■ What is required ■
Copy every line of the following data that includes the string "title".

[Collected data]
----------

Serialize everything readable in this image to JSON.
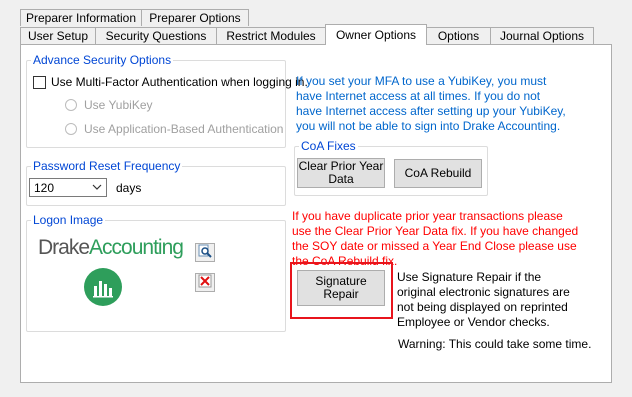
{
  "tabs_row1": [
    {
      "label": "Preparer Information"
    },
    {
      "label": "Preparer Options"
    }
  ],
  "tabs_row2": [
    {
      "label": "User Setup"
    },
    {
      "label": "Security Questions"
    },
    {
      "label": "Restrict Modules"
    },
    {
      "label": "Owner Options"
    },
    {
      "label": "Options"
    },
    {
      "label": "Journal Options"
    }
  ],
  "security": {
    "legend": "Advance Security Options",
    "mfa_label": "Use Multi-Factor Authentication when logging in.",
    "mfa_checked": false,
    "radio_yubikey": "Use YubiKey",
    "radio_app": "Use Application-Based Authentication"
  },
  "password": {
    "legend": "Password Reset Frequency",
    "value": "120",
    "unit": "days"
  },
  "logon": {
    "legend": "Logon Image",
    "logo_text_1": "Drake",
    "logo_text_2": "Accounting"
  },
  "mfa_note": "If you set your MFA to use a YubiKey, you must have Internet access at all times. If you do not have Internet access after setting up your YubiKey, you will not be able to sign into Drake Accounting.",
  "coa": {
    "legend": "CoA Fixes",
    "clear_label": "Clear Prior Year Data",
    "rebuild_label": "CoA Rebuild"
  },
  "duplicate_note": "If you have duplicate prior year transactions please use the Clear Prior Year Data fix. If you have changed the SOY date or missed a Year End Close please use the CoA Rebuild fix.",
  "signature": {
    "button_label": "Signature Repair",
    "description": "Use Signature Repair if the original electronic signatures are not being displayed on reprinted Employee or Vendor checks.",
    "warning": "Warning: This could take some time."
  },
  "colors": {
    "legend_blue": "#0046d5",
    "note_blue": "#0066cc",
    "note_red": "#ff0000",
    "highlight_red": "#e8141c",
    "logo_green": "#2e9e5b"
  }
}
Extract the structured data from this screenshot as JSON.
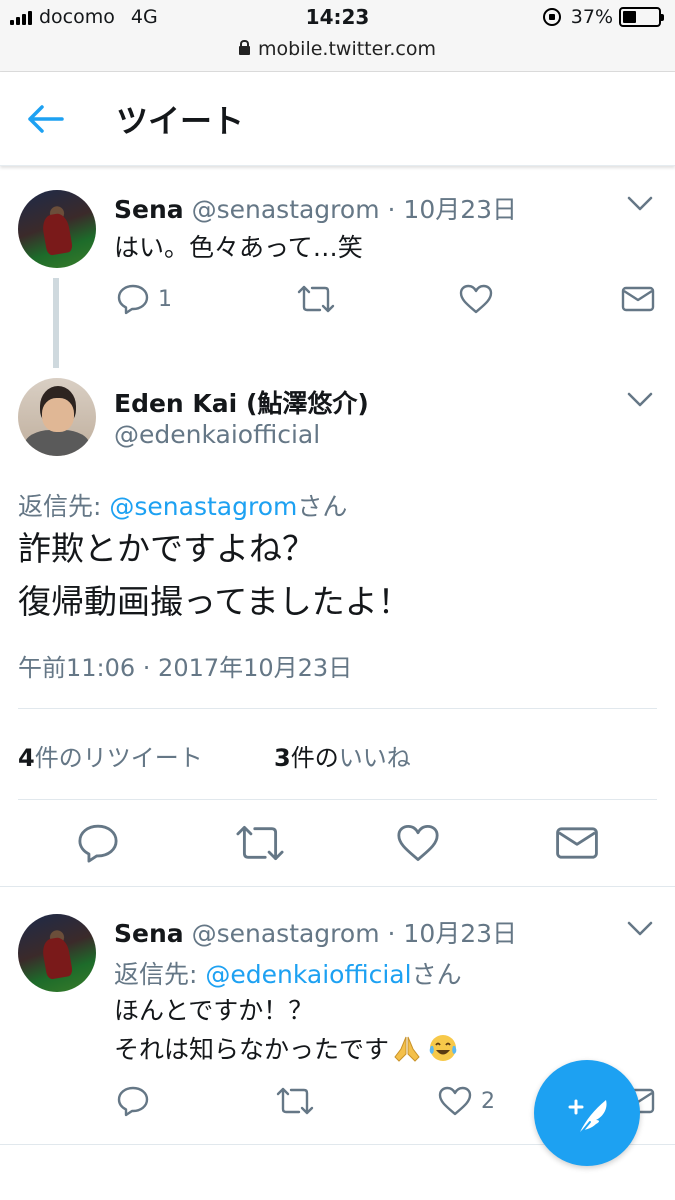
{
  "status_bar": {
    "carrier": "docomo",
    "network": "4G",
    "time": "14:23",
    "battery": "37%",
    "battery_level": 0.37,
    "url": "mobile.twitter.com"
  },
  "header": {
    "title": "ツイート"
  },
  "tweet1": {
    "name": "Sena",
    "handle": "@senastagrom",
    "sep": "·",
    "date": "10月23日",
    "text": "はい。色々あって…笑",
    "reply_count": "1"
  },
  "main_tweet": {
    "name": "Eden Kai (鮎澤悠介)",
    "handle": "@edenkaiofficial",
    "reply_prefix": "返信先: ",
    "reply_to": "@senastagrom",
    "reply_suffix": "さん",
    "text_line1": "詐欺とかですよね？",
    "text_line2": "復帰動画撮ってましたよ！",
    "timestamp": "午前11:06 · 2017年10月23日",
    "retweet_count": "4",
    "retweet_label": "件のリツイート",
    "like_count": "3",
    "like_label_part1": "件の",
    "like_label_part2": "いいね"
  },
  "tweet3": {
    "name": "Sena",
    "handle": "@senastagrom",
    "sep": "·",
    "date": "10月23日",
    "reply_prefix": "返信先: ",
    "reply_to": "@edenkaiofficial",
    "reply_suffix": "さん",
    "text_line1": "ほんとですか！？",
    "text_line2": "それは知らなかったです",
    "like_count": "2"
  },
  "colors": {
    "accent": "#1da1f2",
    "muted": "#657786",
    "text": "#14171a"
  }
}
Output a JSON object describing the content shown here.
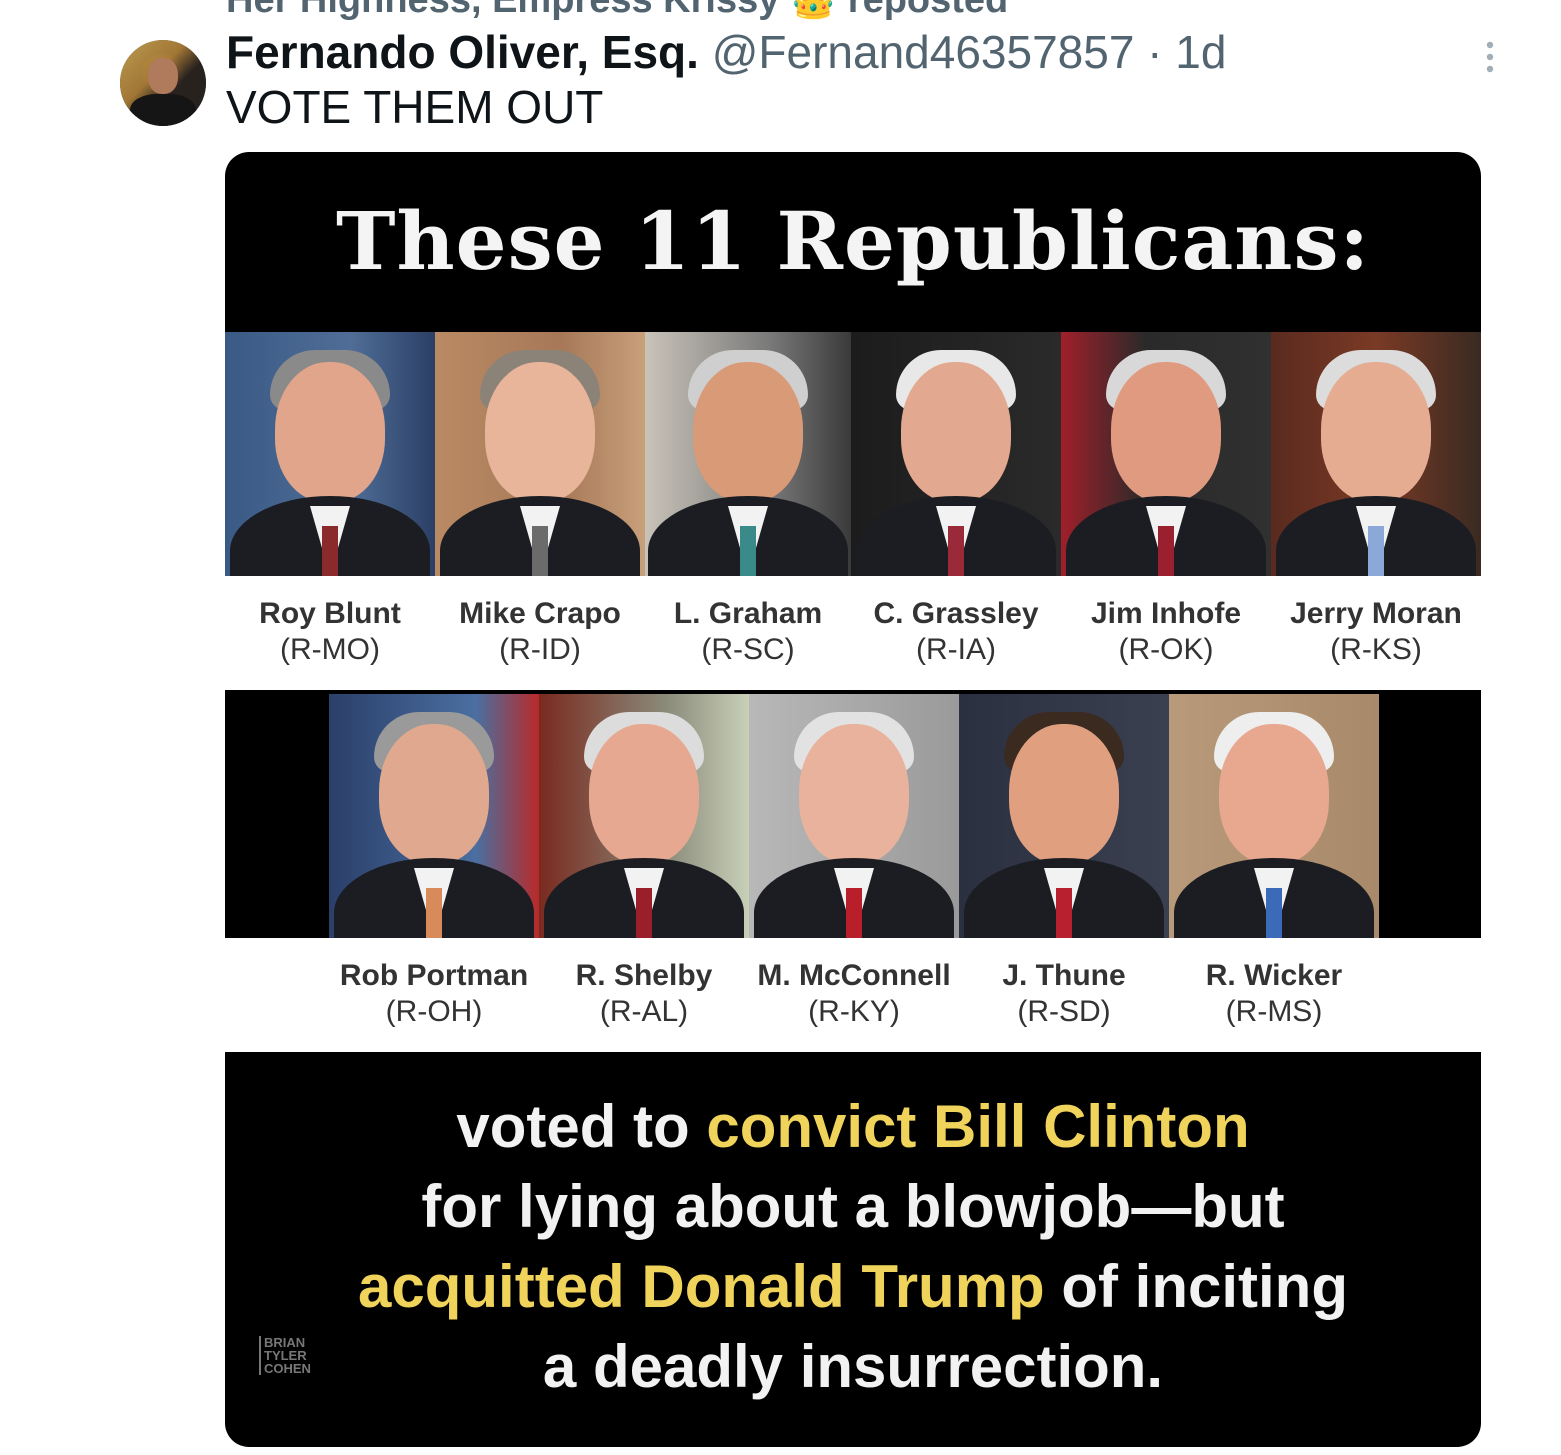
{
  "repost": {
    "text": "Her Highness, Empress Krissy 👑 reposted"
  },
  "tweet": {
    "author_name": "Fernando Oliver, Esq.",
    "handle": "@Fernand46357857",
    "separator": " · ",
    "time": "1d",
    "text": "VOTE THEM OUT",
    "more_icon": "more-vertical-icon"
  },
  "media": {
    "title": "These 11 Republicans:",
    "row1": [
      {
        "name": "Roy Blunt",
        "state": "(R-MO)"
      },
      {
        "name": "Mike Crapo",
        "state": "(R-ID)"
      },
      {
        "name": "L. Graham",
        "state": "(R-SC)"
      },
      {
        "name": "C. Grassley",
        "state": "(R-IA)"
      },
      {
        "name": "Jim Inhofe",
        "state": "(R-OK)"
      },
      {
        "name": "Jerry Moran",
        "state": "(R-KS)"
      }
    ],
    "row2": [
      {
        "name": "Rob Portman",
        "state": "(R-OH)"
      },
      {
        "name": "R. Shelby",
        "state": "(R-AL)"
      },
      {
        "name": "M. McConnell",
        "state": "(R-KY)"
      },
      {
        "name": "J. Thune",
        "state": "(R-SD)"
      },
      {
        "name": "R. Wicker",
        "state": "(R-MS)"
      }
    ],
    "bottom": {
      "p1": "voted to ",
      "p2": "convict Bill Clinton",
      "p3": "for lying about a blowjob—but",
      "p4": "acquitted Donald Trump",
      "p5": " of inciting",
      "p6": "a deadly insurrection."
    },
    "watermark": [
      "BRIAN",
      "TYLER",
      "COHEN"
    ],
    "colors": {
      "highlight": "#f0d35a",
      "background": "#000000"
    }
  }
}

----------

■ Solution ■
    "title": "ツイート"
    "title": "These 11 Republicans:",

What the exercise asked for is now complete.